Iranian researchers have found a substance that may protect against nuclear radiation: the anabolic steroid oxymetholone [structure below]. The Iranians tested a radiation dose equivalent to what would be released in a nuclear war.

Nuclear war? Oxymetholone offers protection
Radiation damages the tissues that produce blood cells. It leads to a reduction in the number of blood platelets. As a result wounds don't heal, and eventually internal bleeding occurs as well. The production of red blood cells also declines and then tissues no longer get enough oxygen. Lastly the production of white blood cells also goes down, leading to a decline in the body's immune system and making it game for all sorts of pathogens.

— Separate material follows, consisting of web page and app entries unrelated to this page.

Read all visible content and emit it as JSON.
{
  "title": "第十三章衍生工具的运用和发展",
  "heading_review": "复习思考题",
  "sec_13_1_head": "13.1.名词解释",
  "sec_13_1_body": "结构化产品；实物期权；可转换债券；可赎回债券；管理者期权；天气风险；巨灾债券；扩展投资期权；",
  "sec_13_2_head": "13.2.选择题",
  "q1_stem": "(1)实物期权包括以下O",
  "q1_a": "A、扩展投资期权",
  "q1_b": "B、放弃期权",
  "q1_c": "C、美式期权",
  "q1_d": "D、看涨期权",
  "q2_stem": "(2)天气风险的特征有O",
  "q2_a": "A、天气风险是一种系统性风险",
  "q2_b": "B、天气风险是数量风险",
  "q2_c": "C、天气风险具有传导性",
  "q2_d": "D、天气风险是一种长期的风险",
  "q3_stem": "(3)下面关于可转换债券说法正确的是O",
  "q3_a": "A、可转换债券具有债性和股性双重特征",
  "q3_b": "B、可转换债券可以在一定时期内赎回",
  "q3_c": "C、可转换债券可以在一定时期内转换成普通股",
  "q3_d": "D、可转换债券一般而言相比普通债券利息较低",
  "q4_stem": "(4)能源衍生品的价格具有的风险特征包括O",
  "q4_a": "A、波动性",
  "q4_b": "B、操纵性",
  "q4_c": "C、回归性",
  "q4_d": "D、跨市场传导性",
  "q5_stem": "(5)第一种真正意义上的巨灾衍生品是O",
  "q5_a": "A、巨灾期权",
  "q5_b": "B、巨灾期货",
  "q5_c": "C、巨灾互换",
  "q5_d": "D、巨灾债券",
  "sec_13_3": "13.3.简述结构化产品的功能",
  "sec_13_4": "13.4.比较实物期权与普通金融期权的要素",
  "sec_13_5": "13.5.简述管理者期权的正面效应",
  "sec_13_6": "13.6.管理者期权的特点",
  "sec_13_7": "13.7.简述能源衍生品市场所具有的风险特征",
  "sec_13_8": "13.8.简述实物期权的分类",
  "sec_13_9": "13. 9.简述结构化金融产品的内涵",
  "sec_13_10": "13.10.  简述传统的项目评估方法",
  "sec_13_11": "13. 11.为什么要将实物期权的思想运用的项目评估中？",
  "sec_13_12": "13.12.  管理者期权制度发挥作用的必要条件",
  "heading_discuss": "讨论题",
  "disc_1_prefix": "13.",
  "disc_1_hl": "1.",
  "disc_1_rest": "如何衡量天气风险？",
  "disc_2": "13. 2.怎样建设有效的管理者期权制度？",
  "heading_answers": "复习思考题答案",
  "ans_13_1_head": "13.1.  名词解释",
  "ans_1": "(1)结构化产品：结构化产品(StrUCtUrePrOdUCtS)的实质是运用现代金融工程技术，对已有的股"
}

Nuclear researchers at the Mazandaran University of Medical Sciences and the Novin Medical Radiation Institute describe in Molecular and Cellular Biochemistry how a radiation dose of 8 Gy decimates a population of mice, and how a single dose of oxymetholone keeps the animals alive.

The mice were given the steroid a day before they exposed to radiation. The more oxymetholone the animals were given, the more effective it was.

Nuclear war? Oxymetholone offers protection

R = radiation; OXM = oxymetholone. Of the mice that were given a placebo 15 percent survived. Of the mice that were given the highest dose of oxymetholone [640 mg per kg] 75 percent survived.

When the researchers studied the animals they observed that oxymetholone prevented the concentration of blood platelets from decreasing as a result of the radiation.

Nuclear war? Oxymetholone offers protection

The concentration of red blood cells did not decline either in the animals that were given oxymetholone.

Nuclear war? Oxymetholone offers protection

Radiation also decreases the amount of white blood cells in the mice, but oxymetholone did nothing to help this.

The researchers conclude that oxymetholone would also protect humans against radiation. "Because of the effect of oxymetholone on stimulating and proliferation of bone marrow progenitors cell, it can be effective for protection and treatment of radiation-induced hematopoietic injury", they write. They also add that oxymetholone is not carcinogenic, although long-term use of high doses can lead to liver damage.

Similar projects are running in the US. Under the BioShield programme, researchers are examining the protective effect of Neumune, a steroid that until recently was on the market as a prohormone under the name of 5-androstenediol.

According to the biotech company HollisEden Pharmaceuticals, radiation tests carried out at a Dutch research institute show that 5-androstenediol not only increases production of red blood cells and platelets, but also boosts production of white blood cells. The same company is now doing trials with an improved version of 5-androstenediol, 17-alpha-ethynyl-5-androstene-3-beta,7-beta,17-beta-triol or Triolex.

Mol Cell Biochem. 2006 Jul;287(1-2):193-9.